Or perhaps it was all the exceptionally fine acting performances in this movie that made it so good.  Or Emily Watson, one of my favorite actors, is in it.  She’s so good in a supporting role that her performance is sublime.  She’s in that rare category of film actors that can speak with their eyes.  (Check out Hilary and Jackie to see this for yourself.)  Watson may become the female version of Richard Burton and Peter O’Toole with multiple Oscar nominations and no wins, but this year is likely not even to get a nomination.  However, wouldn’t quibble if Sally Hawkins wins for her work in “Blue Jasmine” which is really close to or equal to Watson’s in “The Book Thief.”

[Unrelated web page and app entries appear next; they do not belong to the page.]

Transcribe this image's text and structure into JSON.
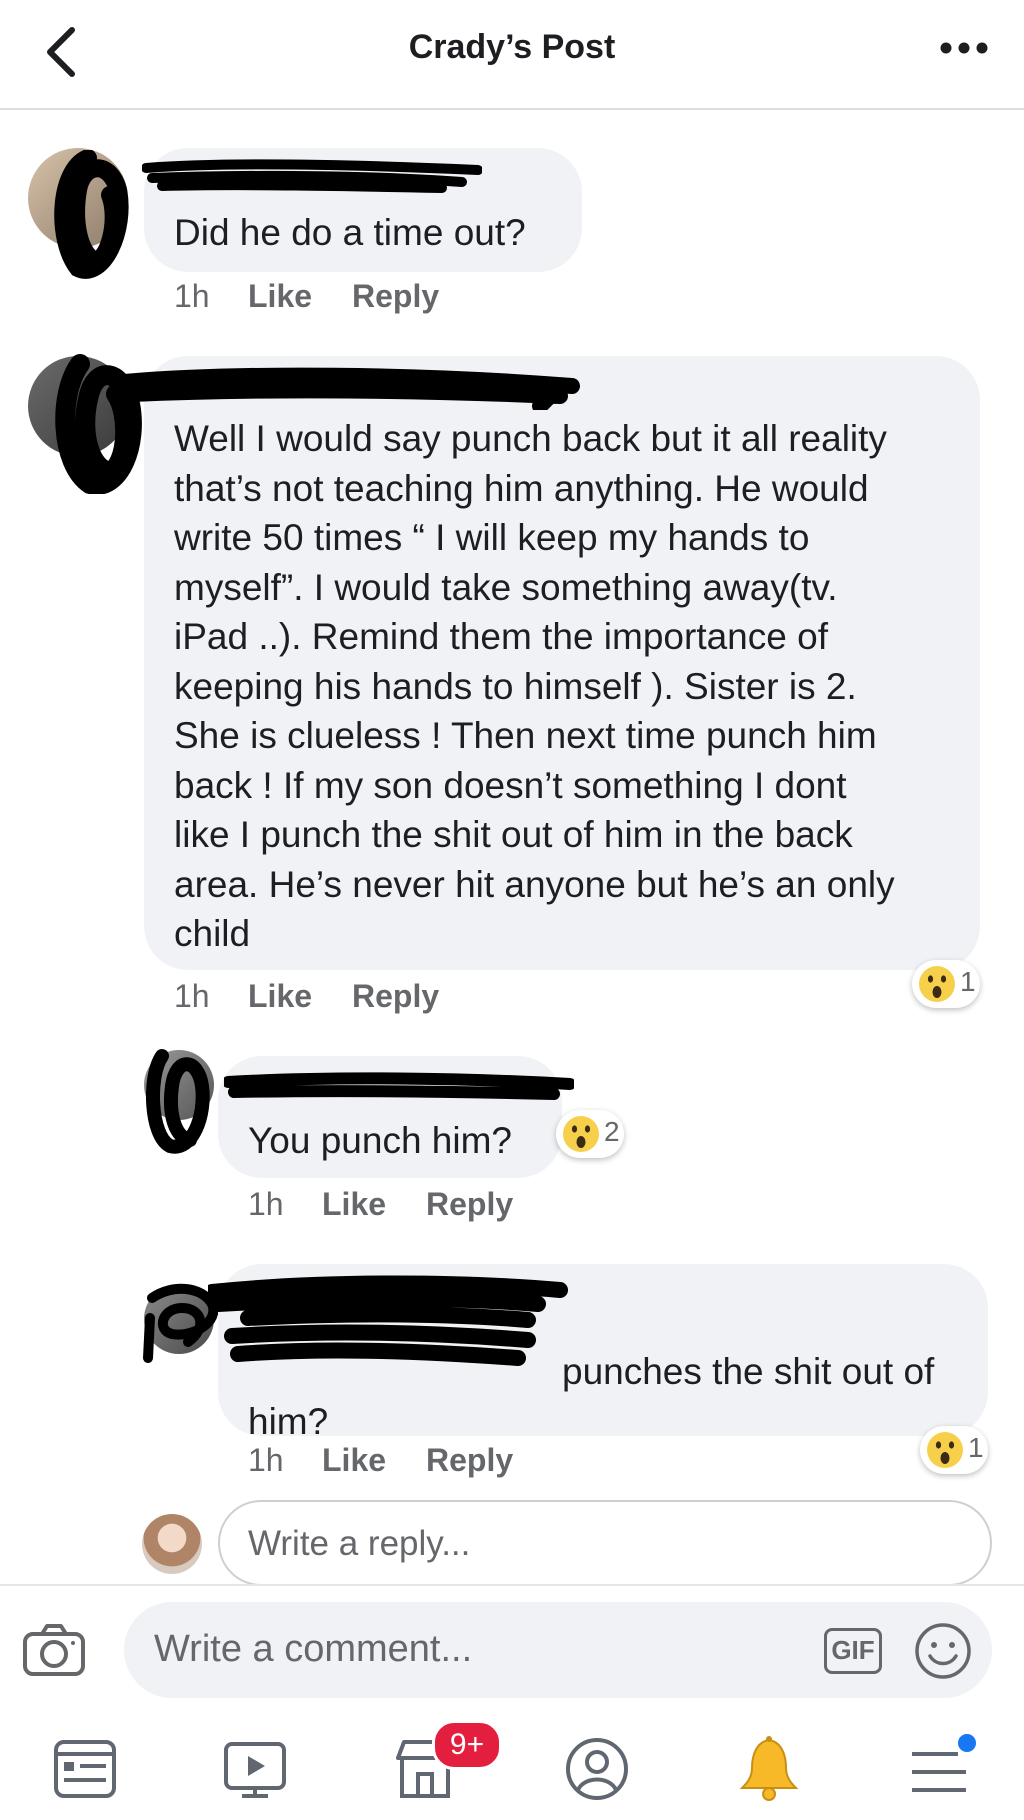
{
  "header": {
    "title": "Crady’s Post",
    "back_icon": "chevron-left-icon",
    "more_icon": "more-dots-icon"
  },
  "comments": [
    {
      "text": "Did he do a time out?",
      "time": "1h",
      "like": "Like",
      "reply": "Reply"
    },
    {
      "lines": [
        "Well I would say punch back but it all reality",
        "that’s not teaching him anything. He would",
        "write 50 times “ I will keep my hands to",
        "myself”. I would take something away(tv.",
        "iPad ..). Remind them the importance of",
        "keeping his hands to himself ). Sister is 2.",
        "She is clueless ! Then next time punch him",
        "back ! If my son doesn’t something I dont",
        "like I punch the shit out of him in the back",
        "area. He’s never hit anyone but he’s an only",
        "child"
      ],
      "time": "1h",
      "like": "Like",
      "reply": "Reply",
      "reaction": {
        "icon": "wow-emoji-icon",
        "count": "1"
      }
    }
  ],
  "replies": [
    {
      "text": "You punch him?",
      "time": "1h",
      "like": "Like",
      "reply": "Reply",
      "reaction": {
        "icon": "wow-emoji-icon",
        "count": "2"
      }
    },
    {
      "line1": "punches the shit out of",
      "line2": "him?",
      "time": "1h",
      "like": "Like",
      "reply": "Reply",
      "reaction": {
        "icon": "wow-emoji-icon",
        "count": "1"
      }
    }
  ],
  "reply_input": {
    "placeholder": "Write a reply..."
  },
  "composer": {
    "placeholder": "Write a comment...",
    "gif_label": "GIF"
  },
  "tabbar": {
    "items": [
      "news-feed-icon",
      "watch-video-icon",
      "marketplace-icon",
      "profile-icon",
      "notifications-bell-icon",
      "menu-icon"
    ],
    "marketplace_badge": "9+"
  },
  "colors": {
    "accent": "#1877f2",
    "badge": "#e41e3f",
    "bubble": "#f0f2f5",
    "meta": "#65676b",
    "bell": "#f7b928"
  }
}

Speaking of  “Blue Jasmine,” and ignoring the experimental component, if you haven’t already done so, suggest seeing Woody Allen’s “Alice” before seeing “Blue Jasmine.”  The hand of the same “god” is at play in both.  A “god” that knows when to be generous and when to be unsparing (and occasionally to be confounding as in “Crimes and Misdemeanors.”)  

(Am debating seeing “Ender’s Game” and “Thor” which are at the $3.50/ticket theater.   Both are getting high marks and may be excellent in their genres, but that’s a low bar IMHO.  OTOH, it’s easier to be disappointed when I drop $10 to see a movie; I like the lower risk of waiting a few weeks.)              

*My short list of great movies:
“The Wizard of Oz”
“The African Queen”
“Some Like It Hot”
“Lawrence of Arabia”
“Driving Miss Daisy”
“Unforgiven” (almost)
“Shakespeare In Love”
“Brokeback Mountain”

(“Unforgiven” was marred by Eastwood in the lead role – he was too old for the part by the time he was able to make the movie.  I didn’t include any Woody Allen movies because he invariably has at least one casting misstep (most often in the male roles) and the screenplays aren’t tight enough (may add the charm and quirkiness that make his movies enjoyable, but at a price).